BEGIN Records provided

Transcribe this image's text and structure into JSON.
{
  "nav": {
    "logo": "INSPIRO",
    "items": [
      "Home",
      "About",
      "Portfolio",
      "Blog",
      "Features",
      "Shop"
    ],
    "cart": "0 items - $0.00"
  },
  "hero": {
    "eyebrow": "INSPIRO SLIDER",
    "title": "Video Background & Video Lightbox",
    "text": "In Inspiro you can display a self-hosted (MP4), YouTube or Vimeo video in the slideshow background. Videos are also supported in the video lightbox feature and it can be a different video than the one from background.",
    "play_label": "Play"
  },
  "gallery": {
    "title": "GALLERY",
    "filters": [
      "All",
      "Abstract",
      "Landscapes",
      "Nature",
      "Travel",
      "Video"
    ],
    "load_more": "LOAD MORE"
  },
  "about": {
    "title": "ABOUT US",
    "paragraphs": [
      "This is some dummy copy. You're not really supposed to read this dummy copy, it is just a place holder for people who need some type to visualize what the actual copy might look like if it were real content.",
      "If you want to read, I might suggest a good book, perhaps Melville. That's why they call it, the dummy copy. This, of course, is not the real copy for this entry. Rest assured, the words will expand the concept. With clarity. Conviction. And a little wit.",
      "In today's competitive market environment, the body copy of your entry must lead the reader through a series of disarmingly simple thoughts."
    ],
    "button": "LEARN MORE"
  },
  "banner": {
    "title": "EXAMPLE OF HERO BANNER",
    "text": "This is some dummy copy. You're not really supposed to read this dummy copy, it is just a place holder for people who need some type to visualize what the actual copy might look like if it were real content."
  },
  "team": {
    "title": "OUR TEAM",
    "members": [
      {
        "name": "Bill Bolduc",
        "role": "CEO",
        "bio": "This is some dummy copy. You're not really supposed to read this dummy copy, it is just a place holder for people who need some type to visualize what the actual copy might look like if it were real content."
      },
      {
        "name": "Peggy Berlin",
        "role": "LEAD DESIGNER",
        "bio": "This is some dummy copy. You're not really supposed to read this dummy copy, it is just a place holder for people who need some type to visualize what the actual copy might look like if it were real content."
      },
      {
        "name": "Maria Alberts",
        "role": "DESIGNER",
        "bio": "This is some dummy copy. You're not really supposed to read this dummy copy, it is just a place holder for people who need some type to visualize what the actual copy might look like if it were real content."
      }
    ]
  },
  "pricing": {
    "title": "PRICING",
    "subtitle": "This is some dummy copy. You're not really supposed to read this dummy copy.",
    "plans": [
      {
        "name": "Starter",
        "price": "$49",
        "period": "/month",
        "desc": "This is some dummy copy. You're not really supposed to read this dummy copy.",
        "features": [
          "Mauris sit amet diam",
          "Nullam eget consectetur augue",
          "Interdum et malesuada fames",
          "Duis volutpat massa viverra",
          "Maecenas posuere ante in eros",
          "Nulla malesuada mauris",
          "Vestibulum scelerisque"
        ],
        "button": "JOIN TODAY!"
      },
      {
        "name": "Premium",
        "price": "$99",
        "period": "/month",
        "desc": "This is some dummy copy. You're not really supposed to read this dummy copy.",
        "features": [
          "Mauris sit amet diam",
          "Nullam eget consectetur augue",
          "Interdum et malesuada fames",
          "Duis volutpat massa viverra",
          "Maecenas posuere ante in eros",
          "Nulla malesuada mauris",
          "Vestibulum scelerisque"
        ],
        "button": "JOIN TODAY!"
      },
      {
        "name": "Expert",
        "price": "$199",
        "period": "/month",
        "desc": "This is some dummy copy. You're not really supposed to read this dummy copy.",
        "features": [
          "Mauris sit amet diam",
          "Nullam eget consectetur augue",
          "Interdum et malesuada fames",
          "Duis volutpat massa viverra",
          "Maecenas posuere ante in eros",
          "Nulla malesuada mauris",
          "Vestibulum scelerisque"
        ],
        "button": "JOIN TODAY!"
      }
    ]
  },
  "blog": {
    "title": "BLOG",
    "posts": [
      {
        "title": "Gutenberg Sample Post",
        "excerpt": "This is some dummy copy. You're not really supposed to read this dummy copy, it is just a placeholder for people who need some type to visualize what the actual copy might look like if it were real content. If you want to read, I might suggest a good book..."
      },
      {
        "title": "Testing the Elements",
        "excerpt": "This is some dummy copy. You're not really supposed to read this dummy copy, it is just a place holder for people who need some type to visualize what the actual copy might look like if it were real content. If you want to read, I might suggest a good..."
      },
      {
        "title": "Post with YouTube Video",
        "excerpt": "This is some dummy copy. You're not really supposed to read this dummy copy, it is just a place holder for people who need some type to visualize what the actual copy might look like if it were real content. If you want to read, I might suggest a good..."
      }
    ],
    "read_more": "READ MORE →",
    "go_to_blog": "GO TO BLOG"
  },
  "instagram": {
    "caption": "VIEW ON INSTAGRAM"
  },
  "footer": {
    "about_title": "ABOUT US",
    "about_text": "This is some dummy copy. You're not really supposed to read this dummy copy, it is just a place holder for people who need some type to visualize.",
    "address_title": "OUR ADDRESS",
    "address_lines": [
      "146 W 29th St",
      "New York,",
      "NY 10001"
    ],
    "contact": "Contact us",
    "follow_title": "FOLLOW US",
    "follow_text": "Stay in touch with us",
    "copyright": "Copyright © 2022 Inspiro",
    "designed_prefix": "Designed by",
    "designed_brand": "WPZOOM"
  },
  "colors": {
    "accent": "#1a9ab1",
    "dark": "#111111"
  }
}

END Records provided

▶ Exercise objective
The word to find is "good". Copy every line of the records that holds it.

▶ Response
      "If you want to read, I might suggest a good book, perhaps Melville. That's why they call it, the dummy copy. This, of course, is not the real copy for this entry. Rest assured, the words will expand the concept. With clarity. Conviction. And a little wit.",
        "excerpt": "This is some dummy copy. You're not really supposed to read this dummy copy, it is just a placeholder for people who need some type to visualize what the actual copy might look like if it were real content. If you want to read, I might suggest a good book..."
        "excerpt": "This is some dummy copy. You're not really supposed to read this dummy copy, it is just a place holder for people who need some type to visualize what the actual copy might look like if it were real content. If you want to read, I might suggest a good..."
        "excerpt": "This is some dummy copy. You're not really supposed to read this dummy copy, it is just a place holder for people who need some type to visualize what the actual copy might look like if it were real content. If you want to read, I might suggest a good..."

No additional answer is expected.